### Stored data
------------------------------------------------------------
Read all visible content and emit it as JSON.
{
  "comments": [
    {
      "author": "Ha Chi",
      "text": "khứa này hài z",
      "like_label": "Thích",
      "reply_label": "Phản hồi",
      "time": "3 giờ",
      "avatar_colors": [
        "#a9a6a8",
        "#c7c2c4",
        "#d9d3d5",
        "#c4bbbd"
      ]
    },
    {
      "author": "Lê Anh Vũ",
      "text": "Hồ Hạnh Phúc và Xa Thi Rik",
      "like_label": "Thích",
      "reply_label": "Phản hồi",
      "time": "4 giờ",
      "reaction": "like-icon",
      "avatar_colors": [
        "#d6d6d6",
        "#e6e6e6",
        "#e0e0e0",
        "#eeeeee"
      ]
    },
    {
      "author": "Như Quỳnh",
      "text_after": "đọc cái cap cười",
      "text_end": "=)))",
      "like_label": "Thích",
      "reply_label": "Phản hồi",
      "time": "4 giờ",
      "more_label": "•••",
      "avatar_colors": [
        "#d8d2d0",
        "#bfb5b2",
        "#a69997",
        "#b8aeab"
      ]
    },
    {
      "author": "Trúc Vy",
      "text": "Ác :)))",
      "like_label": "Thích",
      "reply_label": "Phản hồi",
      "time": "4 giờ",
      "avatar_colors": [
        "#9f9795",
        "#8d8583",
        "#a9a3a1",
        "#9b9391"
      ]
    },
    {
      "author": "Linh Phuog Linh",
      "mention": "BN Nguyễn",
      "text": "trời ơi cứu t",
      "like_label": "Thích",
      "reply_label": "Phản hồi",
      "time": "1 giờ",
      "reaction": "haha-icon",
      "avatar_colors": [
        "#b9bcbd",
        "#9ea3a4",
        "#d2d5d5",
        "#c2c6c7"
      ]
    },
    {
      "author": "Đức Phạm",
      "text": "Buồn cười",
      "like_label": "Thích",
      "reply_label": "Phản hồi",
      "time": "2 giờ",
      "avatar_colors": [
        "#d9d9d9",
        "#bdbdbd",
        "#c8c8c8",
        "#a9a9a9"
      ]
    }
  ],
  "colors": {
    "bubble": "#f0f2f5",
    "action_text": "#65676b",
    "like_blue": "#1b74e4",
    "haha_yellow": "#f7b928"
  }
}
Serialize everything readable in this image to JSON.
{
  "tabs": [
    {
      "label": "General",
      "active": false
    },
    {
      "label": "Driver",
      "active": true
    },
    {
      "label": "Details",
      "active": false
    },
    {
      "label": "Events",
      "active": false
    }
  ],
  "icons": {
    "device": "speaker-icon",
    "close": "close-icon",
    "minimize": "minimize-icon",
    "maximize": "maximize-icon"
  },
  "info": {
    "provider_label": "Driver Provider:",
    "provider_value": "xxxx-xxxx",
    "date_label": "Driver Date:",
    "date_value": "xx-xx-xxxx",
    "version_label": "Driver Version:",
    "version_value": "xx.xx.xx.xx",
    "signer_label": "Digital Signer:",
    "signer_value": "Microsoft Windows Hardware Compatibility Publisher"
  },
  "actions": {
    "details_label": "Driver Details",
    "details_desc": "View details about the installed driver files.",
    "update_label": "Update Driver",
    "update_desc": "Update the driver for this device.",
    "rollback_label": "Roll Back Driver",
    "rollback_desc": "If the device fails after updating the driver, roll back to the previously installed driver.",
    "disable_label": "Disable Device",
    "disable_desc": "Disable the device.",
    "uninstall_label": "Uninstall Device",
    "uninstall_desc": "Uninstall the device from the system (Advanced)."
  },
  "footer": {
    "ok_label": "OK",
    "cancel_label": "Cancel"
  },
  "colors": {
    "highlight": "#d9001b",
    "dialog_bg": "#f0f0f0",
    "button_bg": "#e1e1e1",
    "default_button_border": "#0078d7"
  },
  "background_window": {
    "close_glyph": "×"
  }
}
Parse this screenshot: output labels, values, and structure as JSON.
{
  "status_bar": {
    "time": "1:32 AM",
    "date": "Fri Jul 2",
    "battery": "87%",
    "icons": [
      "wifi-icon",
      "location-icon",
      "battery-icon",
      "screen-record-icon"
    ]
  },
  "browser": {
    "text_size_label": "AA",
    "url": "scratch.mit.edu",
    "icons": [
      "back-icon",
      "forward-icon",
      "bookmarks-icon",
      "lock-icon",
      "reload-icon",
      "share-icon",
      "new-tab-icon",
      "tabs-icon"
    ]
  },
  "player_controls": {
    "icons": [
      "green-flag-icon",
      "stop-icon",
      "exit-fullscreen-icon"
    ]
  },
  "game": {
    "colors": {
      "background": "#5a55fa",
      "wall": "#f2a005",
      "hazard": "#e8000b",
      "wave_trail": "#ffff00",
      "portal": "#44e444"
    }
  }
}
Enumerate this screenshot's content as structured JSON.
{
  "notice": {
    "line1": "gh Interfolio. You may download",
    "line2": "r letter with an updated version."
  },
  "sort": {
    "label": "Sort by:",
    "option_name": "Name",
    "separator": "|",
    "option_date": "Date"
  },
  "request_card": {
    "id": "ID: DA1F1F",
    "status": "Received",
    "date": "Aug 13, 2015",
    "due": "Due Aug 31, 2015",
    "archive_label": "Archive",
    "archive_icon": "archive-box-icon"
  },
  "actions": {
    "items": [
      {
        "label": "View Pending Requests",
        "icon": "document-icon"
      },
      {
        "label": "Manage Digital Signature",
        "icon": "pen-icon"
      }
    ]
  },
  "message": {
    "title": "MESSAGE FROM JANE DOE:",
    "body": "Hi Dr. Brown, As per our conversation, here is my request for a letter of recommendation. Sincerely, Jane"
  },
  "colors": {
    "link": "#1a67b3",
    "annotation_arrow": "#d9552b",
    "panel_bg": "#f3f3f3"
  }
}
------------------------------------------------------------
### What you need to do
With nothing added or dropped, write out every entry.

### The answer
Read all visible content and emit it as JSON.
{
  "comments": [
    {
      "author": "Ha Chi",
      "text": "khứa này hài z",
      "like_label": "Thích",
      "reply_label": "Phản hồi",
      "time": "3 giờ",
      "avatar_colors": [
        "#a9a6a8",
        "#c7c2c4",
        "#d9d3d5",
        "#c4bbbd"
      ]
    },
    {
      "author": "Lê Anh Vũ",
      "text": "Hồ Hạnh Phúc và Xa Thi Rik",
      "like_label": "Thích",
      "reply_label": "Phản hồi",
      "time": "4 giờ",
      "reaction": "like-icon",
      "avatar_colors": [
        "#d6d6d6",
        "#e6e6e6",
        "#e0e0e0",
        "#eeeeee"
      ]
    },
    {
      "author": "Như Quỳnh",
      "text_after": "đọc cái cap cười",
      "text_end": "=)))",
      "like_label": "Thích",
      "reply_label": "Phản hồi",
      "time": "4 giờ",
      "more_label": "•••",
      "avatar_colors": [
        "#d8d2d0",
        "#bfb5b2",
        "#a69997",
        "#b8aeab"
      ]
    },
    {
      "author": "Trúc Vy",
      "text": "Ác :)))",
      "like_label": "Thích",
      "reply_label": "Phản hồi",
      "time": "4 giờ",
      "avatar_colors": [
        "#9f9795",
        "#8d8583",
        "#a9a3a1",
        "#9b9391"
      ]
    },
    {
      "author": "Linh Phuog Linh",
      "mention": "BN Nguyễn",
      "text": "trời ơi cứu t",
      "like_label": "Thích",
      "reply_label": "Phản hồi",
      "time": "1 giờ",
      "reaction": "haha-icon",
      "avatar_colors": [
        "#b9bcbd",
        "#9ea3a4",
        "#d2d5d5",
        "#c2c6c7"
      ]
    },
    {
      "author": "Đức Phạm",
      "text": "Buồn cười",
      "like_label": "Thích",
      "reply_label": "Phản hồi",
      "time": "2 giờ",
      "avatar_colors": [
        "#d9d9d9",
        "#bdbdbd",
        "#c8c8c8",
        "#a9a9a9"
      ]
    }
  ],
  "colors": {
    "bubble": "#f0f2f5",
    "action_text": "#65676b",
    "like_blue": "#1b74e4",
    "haha_yellow": "#f7b928"
  }
}
Serialize everything readable in this image to JSON.
{
  "tabs": [
    {
      "label": "General",
      "active": false
    },
    {
      "label": "Driver",
      "active": true
    },
    {
      "label": "Details",
      "active": false
    },
    {
      "label": "Events",
      "active": false
    }
  ],
  "icons": {
    "device": "speaker-icon",
    "close": "close-icon",
    "minimize": "minimize-icon",
    "maximize": "maximize-icon"
  },
  "info": {
    "provider_label": "Driver Provider:",
    "provider_value": "xxxx-xxxx",
    "date_label": "Driver Date:",
    "date_value": "xx-xx-xxxx",
    "version_label": "Driver Version:",
    "version_value": "xx.xx.xx.xx",
    "signer_label": "Digital Signer:",
    "signer_value": "Microsoft Windows Hardware Compatibility Publisher"
  },
  "actions": {
    "details_label": "Driver Details",
    "details_desc": "View details about the installed driver files.",
    "update_label": "Update Driver",
    "update_desc": "Update the driver for this device.",
    "rollback_label": "Roll Back Driver",
    "rollback_desc": "If the device fails after updating the driver, roll back to the previously installed driver.",
    "disable_label": "Disable Device",
    "disable_desc": "Disable the device.",
    "uninstall_label": "Uninstall Device",
    "uninstall_desc": "Uninstall the device from the system (Advanced)."
  },
  "footer": {
    "ok_label": "OK",
    "cancel_label": "Cancel"
  },
  "colors": {
    "highlight": "#d9001b",
    "dialog_bg": "#f0f0f0",
    "button_bg": "#e1e1e1",
    "default_button_border": "#0078d7"
  },
  "background_window": {
    "close_glyph": "×"
  }
}
Parse this screenshot: output labels, values, and structure as JSON.
{
  "status_bar": {
    "time": "1:32 AM",
    "date": "Fri Jul 2",
    "battery": "87%",
    "icons": [
      "wifi-icon",
      "location-icon",
      "battery-icon",
      "screen-record-icon"
    ]
  },
  "browser": {
    "text_size_label": "AA",
    "url": "scratch.mit.edu",
    "icons": [
      "back-icon",
      "forward-icon",
      "bookmarks-icon",
      "lock-icon",
      "reload-icon",
      "share-icon",
      "new-tab-icon",
      "tabs-icon"
    ]
  },
  "player_controls": {
    "icons": [
      "green-flag-icon",
      "stop-icon",
      "exit-fullscreen-icon"
    ]
  },
  "game": {
    "colors": {
      "background": "#5a55fa",
      "wall": "#f2a005",
      "hazard": "#e8000b",
      "wave_trail": "#ffff00",
      "portal": "#44e444"
    }
  }
}
Enumerate this screenshot's content as structured JSON.
{
  "notice": {
    "line1": "gh Interfolio. You may download",
    "line2": "r letter with an updated version."
  },
  "sort": {
    "label": "Sort by:",
    "option_name": "Name",
    "separator": "|",
    "option_date": "Date"
  },
  "request_card": {
    "id": "ID: DA1F1F",
    "status": "Received",
    "date": "Aug 13, 2015",
    "due": "Due Aug 31, 2015",
    "archive_label": "Archive",
    "archive_icon": "archive-box-icon"
  },
  "actions": {
    "items": [
      {
        "label": "View Pending Requests",
        "icon": "document-icon"
      },
      {
        "label": "Manage Digital Signature",
        "icon": "pen-icon"
      }
    ]
  },
  "message": {
    "title": "MESSAGE FROM JANE DOE:",
    "body": "Hi Dr. Brown, As per our conversation, here is my request for a letter of recommendation. Sincerely, Jane"
  },
  "colors": {
    "link": "#1a67b3",
    "annotation_arrow": "#d9552b",
    "panel_bg": "#f3f3f3"
  }
}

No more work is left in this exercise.